verbs altogether it seems to me very difficult to maintain that the gerunds
and/or participles use aren't in fact fulfilling the function of the finite
verbs we've bannished.

>This is how AllNoun works: in natlangs, the content of other parts of speech
>can be squished into nouns (i.e. gerunds, nouns like "perch" and "location"),
>and AllNoun simply pushes this tendency to its ultimate limit.

Basically I go along with that.

>The problem of course is that nouns, unlike other parts of speech which
>"modify" or "govern" other words, have no built-in way to relate to each other
>in any coherent way,
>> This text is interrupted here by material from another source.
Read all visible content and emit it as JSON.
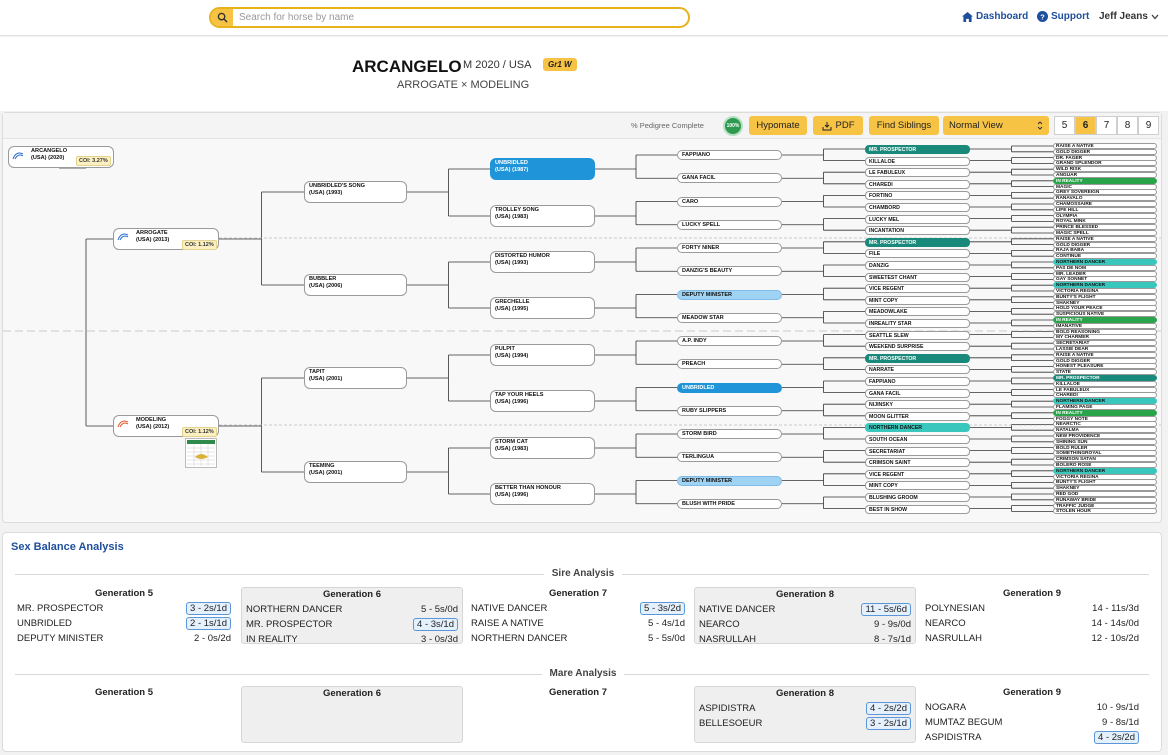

Cases  ;)

>so Tom had to come up with his own, artificial way to
>relate nouns to each other -- part-whole and role-value relations, expressed
>with punctuator morphemes.
>I think this is extremely extremely clever but unnatural and awkward to most
>human minds.

I certainly don't disagree on that - I said in my original mail that I
thought the experiment was well worth making.

>If there were a way to implement it less awkwardly, I'd love to
>use it in a conlang.

Well, why not try  ;)

You might even persuade my to forget Mathias' paroxystic poncifs and have
another go at 'All-Verb'   :-)



>     "Koy tse tl'an tse tum gen nekom payaw;
>           ts'enra me hlay man yatam."
>"The noble nation of Atlantis is greatest among men;
>    And its reign shall extend unto eternity."
>          (from a Linear P inscription.)

Linear P?  Tell me more ;)